++++ Data provided
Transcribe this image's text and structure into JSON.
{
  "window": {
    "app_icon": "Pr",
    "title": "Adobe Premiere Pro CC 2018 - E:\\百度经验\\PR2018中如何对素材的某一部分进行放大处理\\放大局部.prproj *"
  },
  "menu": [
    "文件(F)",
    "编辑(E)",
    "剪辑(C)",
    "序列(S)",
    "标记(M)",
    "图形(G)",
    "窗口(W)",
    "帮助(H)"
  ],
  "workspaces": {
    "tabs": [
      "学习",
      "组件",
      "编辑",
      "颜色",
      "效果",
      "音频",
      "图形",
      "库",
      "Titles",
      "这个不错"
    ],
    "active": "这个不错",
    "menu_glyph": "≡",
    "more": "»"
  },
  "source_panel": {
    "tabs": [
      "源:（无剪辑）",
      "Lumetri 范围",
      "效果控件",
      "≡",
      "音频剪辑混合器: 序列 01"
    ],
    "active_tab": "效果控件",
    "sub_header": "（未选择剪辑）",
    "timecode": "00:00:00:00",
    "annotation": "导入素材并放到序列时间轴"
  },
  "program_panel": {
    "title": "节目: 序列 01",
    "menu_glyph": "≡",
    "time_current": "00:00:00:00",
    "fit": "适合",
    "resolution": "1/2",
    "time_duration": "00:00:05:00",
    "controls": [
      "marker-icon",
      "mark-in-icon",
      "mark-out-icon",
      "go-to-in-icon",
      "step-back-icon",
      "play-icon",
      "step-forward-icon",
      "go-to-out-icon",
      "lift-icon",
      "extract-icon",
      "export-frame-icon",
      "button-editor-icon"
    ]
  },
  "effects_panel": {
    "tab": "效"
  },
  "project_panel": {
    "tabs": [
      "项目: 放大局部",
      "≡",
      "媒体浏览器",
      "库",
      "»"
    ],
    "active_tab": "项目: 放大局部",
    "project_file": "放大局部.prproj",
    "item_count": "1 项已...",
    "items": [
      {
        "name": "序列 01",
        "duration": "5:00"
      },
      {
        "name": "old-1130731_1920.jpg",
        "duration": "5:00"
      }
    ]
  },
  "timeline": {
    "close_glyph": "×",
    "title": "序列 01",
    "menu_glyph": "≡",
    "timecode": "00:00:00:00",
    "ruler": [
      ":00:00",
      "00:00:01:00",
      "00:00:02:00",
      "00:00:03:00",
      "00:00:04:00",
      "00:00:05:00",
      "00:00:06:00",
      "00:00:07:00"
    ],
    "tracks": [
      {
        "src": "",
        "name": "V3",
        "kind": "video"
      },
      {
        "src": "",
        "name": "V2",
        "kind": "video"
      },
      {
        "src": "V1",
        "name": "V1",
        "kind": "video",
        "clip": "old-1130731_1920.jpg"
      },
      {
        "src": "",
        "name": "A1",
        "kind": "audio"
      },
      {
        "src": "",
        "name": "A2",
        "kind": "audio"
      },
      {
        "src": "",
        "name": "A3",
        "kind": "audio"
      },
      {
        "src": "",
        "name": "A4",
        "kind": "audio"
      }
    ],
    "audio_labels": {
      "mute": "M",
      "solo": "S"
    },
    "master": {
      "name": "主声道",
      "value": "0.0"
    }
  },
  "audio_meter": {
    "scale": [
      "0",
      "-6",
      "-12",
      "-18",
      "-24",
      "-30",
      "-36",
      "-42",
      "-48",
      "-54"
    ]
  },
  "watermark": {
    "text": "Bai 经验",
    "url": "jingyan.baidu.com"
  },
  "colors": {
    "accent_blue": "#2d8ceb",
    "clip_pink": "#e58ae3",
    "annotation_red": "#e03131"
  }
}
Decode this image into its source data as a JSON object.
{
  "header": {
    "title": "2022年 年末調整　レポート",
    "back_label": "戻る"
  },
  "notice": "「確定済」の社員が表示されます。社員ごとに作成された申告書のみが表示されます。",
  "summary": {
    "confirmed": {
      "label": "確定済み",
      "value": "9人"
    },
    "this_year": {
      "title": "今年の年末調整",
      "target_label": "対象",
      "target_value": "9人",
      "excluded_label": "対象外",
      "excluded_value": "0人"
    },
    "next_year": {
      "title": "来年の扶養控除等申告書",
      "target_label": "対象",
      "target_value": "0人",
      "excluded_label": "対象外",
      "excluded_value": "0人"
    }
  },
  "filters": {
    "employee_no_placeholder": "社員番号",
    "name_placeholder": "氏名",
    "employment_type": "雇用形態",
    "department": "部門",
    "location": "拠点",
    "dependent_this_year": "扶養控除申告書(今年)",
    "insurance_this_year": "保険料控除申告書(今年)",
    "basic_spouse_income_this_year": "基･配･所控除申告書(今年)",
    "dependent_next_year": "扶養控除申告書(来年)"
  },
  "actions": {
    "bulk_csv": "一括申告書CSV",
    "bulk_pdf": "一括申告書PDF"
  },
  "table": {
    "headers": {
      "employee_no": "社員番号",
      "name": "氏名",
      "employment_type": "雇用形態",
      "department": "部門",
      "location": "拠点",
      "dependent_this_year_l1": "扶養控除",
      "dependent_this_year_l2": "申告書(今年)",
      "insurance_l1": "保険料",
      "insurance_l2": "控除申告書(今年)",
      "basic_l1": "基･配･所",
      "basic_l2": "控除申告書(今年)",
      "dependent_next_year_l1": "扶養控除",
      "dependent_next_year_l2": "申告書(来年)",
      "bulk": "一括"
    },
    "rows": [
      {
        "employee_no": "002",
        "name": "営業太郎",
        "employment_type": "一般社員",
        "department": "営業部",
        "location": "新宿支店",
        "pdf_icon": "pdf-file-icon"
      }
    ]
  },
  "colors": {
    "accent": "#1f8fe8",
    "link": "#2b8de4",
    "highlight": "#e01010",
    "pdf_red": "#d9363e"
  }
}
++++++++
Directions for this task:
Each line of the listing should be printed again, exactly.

Output:
Transcribe this image's text and structure into JSON.
{
  "window": {
    "app_icon": "Pr",
    "title": "Adobe Premiere Pro CC 2018 - E:\\百度经验\\PR2018中如何对素材的某一部分进行放大处理\\放大局部.prproj *"
  },
  "menu": [
    "文件(F)",
    "编辑(E)",
    "剪辑(C)",
    "序列(S)",
    "标记(M)",
    "图形(G)",
    "窗口(W)",
    "帮助(H)"
  ],
  "workspaces": {
    "tabs": [
      "学习",
      "组件",
      "编辑",
      "颜色",
      "效果",
      "音频",
      "图形",
      "库",
      "Titles",
      "这个不错"
    ],
    "active": "这个不错",
    "menu_glyph": "≡",
    "more": "»"
  },
  "source_panel": {
    "tabs": [
      "源:（无剪辑）",
      "Lumetri 范围",
      "效果控件",
      "≡",
      "音频剪辑混合器: 序列 01"
    ],
    "active_tab": "效果控件",
    "sub_header": "（未选择剪辑）",
    "timecode": "00:00:00:00",
    "annotation": "导入素材并放到序列时间轴"
  },
  "program_panel": {
    "title": "节目: 序列 01",
    "menu_glyph": "≡",
    "time_current": "00:00:00:00",
    "fit": "适合",
    "resolution": "1/2",
    "time_duration": "00:00:05:00",
    "controls": [
      "marker-icon",
      "mark-in-icon",
      "mark-out-icon",
      "go-to-in-icon",
      "step-back-icon",
      "play-icon",
      "step-forward-icon",
      "go-to-out-icon",
      "lift-icon",
      "extract-icon",
      "export-frame-icon",
      "button-editor-icon"
    ]
  },
  "effects_panel": {
    "tab": "效"
  },
  "project_panel": {
    "tabs": [
      "项目: 放大局部",
      "≡",
      "媒体浏览器",
      "库",
      "»"
    ],
    "active_tab": "项目: 放大局部",
    "project_file": "放大局部.prproj",
    "item_count": "1 项已...",
    "items": [
      {
        "name": "序列 01",
        "duration": "5:00"
      },
      {
        "name": "old-1130731_1920.jpg",
        "duration": "5:00"
      }
    ]
  },
  "timeline": {
    "close_glyph": "×",
    "title": "序列 01",
    "menu_glyph": "≡",
    "timecode": "00:00:00:00",
    "ruler": [
      ":00:00",
      "00:00:01:00",
      "00:00:02:00",
      "00:00:03:00",
      "00:00:04:00",
      "00:00:05:00",
      "00:00:06:00",
      "00:00:07:00"
    ],
    "tracks": [
      {
        "src": "",
        "name": "V3",
        "kind": "video"
      },
      {
        "src": "",
        "name": "V2",
        "kind": "video"
      },
      {
        "src": "V1",
        "name": "V1",
        "kind": "video",
        "clip": "old-1130731_1920.jpg"
      },
      {
        "src": "",
        "name": "A1",
        "kind": "audio"
      },
      {
        "src": "",
        "name": "A2",
        "kind": "audio"
      },
      {
        "src": "",
        "name": "A3",
        "kind": "audio"
      },
      {
        "src": "",
        "name": "A4",
        "kind": "audio"
      }
    ],
    "audio_labels": {
      "mute": "M",
      "solo": "S"
    },
    "master": {
      "name": "主声道",
      "value": "0.0"
    }
  },
  "audio_meter": {
    "scale": [
      "0",
      "-6",
      "-12",
      "-18",
      "-24",
      "-30",
      "-36",
      "-42",
      "-48",
      "-54"
    ]
  },
  "watermark": {
    "text": "Bai 经验",
    "url": "jingyan.baidu.com"
  },
  "colors": {
    "accent_blue": "#2d8ceb",
    "clip_pink": "#e58ae3",
    "annotation_red": "#e03131"
  }
}
Decode this image into its source data as a JSON object.
{
  "header": {
    "title": "2022年 年末調整　レポート",
    "back_label": "戻る"
  },
  "notice": "「確定済」の社員が表示されます。社員ごとに作成された申告書のみが表示されます。",
  "summary": {
    "confirmed": {
      "label": "確定済み",
      "value": "9人"
    },
    "this_year": {
      "title": "今年の年末調整",
      "target_label": "対象",
      "target_value": "9人",
      "excluded_label": "対象外",
      "excluded_value": "0人"
    },
    "next_year": {
      "title": "来年の扶養控除等申告書",
      "target_label": "対象",
      "target_value": "0人",
      "excluded_label": "対象外",
      "excluded_value": "0人"
    }
  },
  "filters": {
    "employee_no_placeholder": "社員番号",
    "name_placeholder": "氏名",
    "employment_type": "雇用形態",
    "department": "部門",
    "location": "拠点",
    "dependent_this_year": "扶養控除申告書(今年)",
    "insurance_this_year": "保険料控除申告書(今年)",
    "basic_spouse_income_this_year": "基･配･所控除申告書(今年)",
    "dependent_next_year": "扶養控除申告書(来年)"
  },
  "actions": {
    "bulk_csv": "一括申告書CSV",
    "bulk_pdf": "一括申告書PDF"
  },
  "table": {
    "headers": {
      "employee_no": "社員番号",
      "name": "氏名",
      "employment_type": "雇用形態",
      "department": "部門",
      "location": "拠点",
      "dependent_this_year_l1": "扶養控除",
      "dependent_this_year_l2": "申告書(今年)",
      "insurance_l1": "保険料",
      "insurance_l2": "控除申告書(今年)",
      "basic_l1": "基･配･所",
      "basic_l2": "控除申告書(今年)",
      "dependent_next_year_l1": "扶養控除",
      "dependent_next_year_l2": "申告書(来年)",
      "bulk": "一括"
    },
    "rows": [
      {
        "employee_no": "002",
        "name": "営業太郎",
        "employment_type": "一般社員",
        "department": "営業部",
        "location": "新宿支店",
        "pdf_icon": "pdf-file-icon"
      }
    ]
  },
  "colors": {
    "accent": "#1f8fe8",
    "link": "#2b8de4",
    "highlight": "#e01010",
    "pdf_red": "#d9363e"
  }
}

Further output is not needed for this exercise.